Work to complete: Please find the lines in the entries below that contain the word "матч", and copy each one.
___ Data for this exercise
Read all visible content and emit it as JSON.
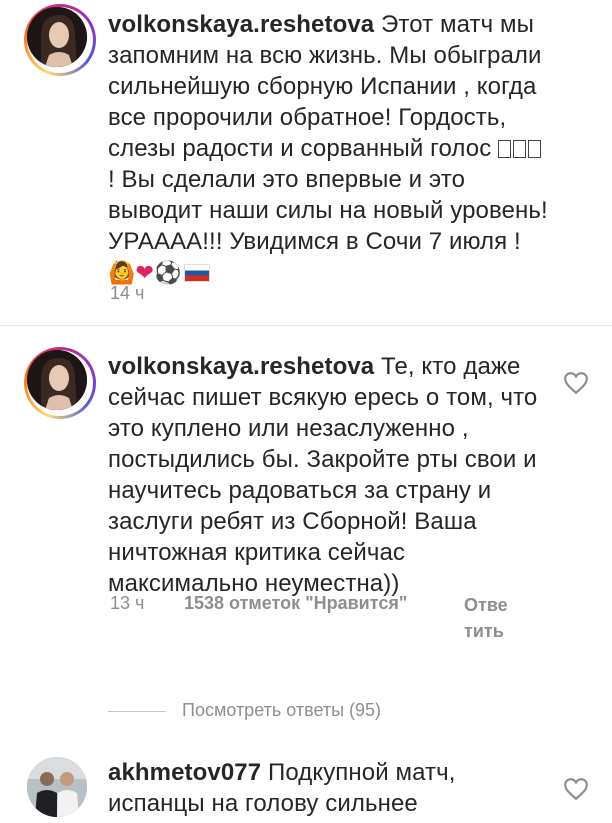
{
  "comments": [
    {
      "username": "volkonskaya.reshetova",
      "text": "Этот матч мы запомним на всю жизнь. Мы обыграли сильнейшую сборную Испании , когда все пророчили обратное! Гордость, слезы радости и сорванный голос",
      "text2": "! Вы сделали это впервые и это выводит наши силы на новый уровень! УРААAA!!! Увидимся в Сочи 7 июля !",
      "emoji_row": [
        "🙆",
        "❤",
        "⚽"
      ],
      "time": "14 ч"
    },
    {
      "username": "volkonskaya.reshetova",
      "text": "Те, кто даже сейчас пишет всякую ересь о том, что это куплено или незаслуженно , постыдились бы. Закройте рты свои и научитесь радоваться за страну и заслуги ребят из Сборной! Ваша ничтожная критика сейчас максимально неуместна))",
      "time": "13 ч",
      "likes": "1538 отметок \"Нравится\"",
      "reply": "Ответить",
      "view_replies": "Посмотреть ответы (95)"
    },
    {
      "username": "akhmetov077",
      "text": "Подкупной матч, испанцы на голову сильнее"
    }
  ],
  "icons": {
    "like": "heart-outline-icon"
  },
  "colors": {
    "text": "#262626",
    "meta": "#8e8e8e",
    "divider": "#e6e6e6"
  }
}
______
Answer area:
      "text": "Этот матч мы запомним на всю жизнь. Мы обыграли сильнейшую сборную Испании , когда все пророчили обратное! Гордость, слезы радости и сорванный голос",
      "text": "Подкупной матч, испанцы на голову сильнее"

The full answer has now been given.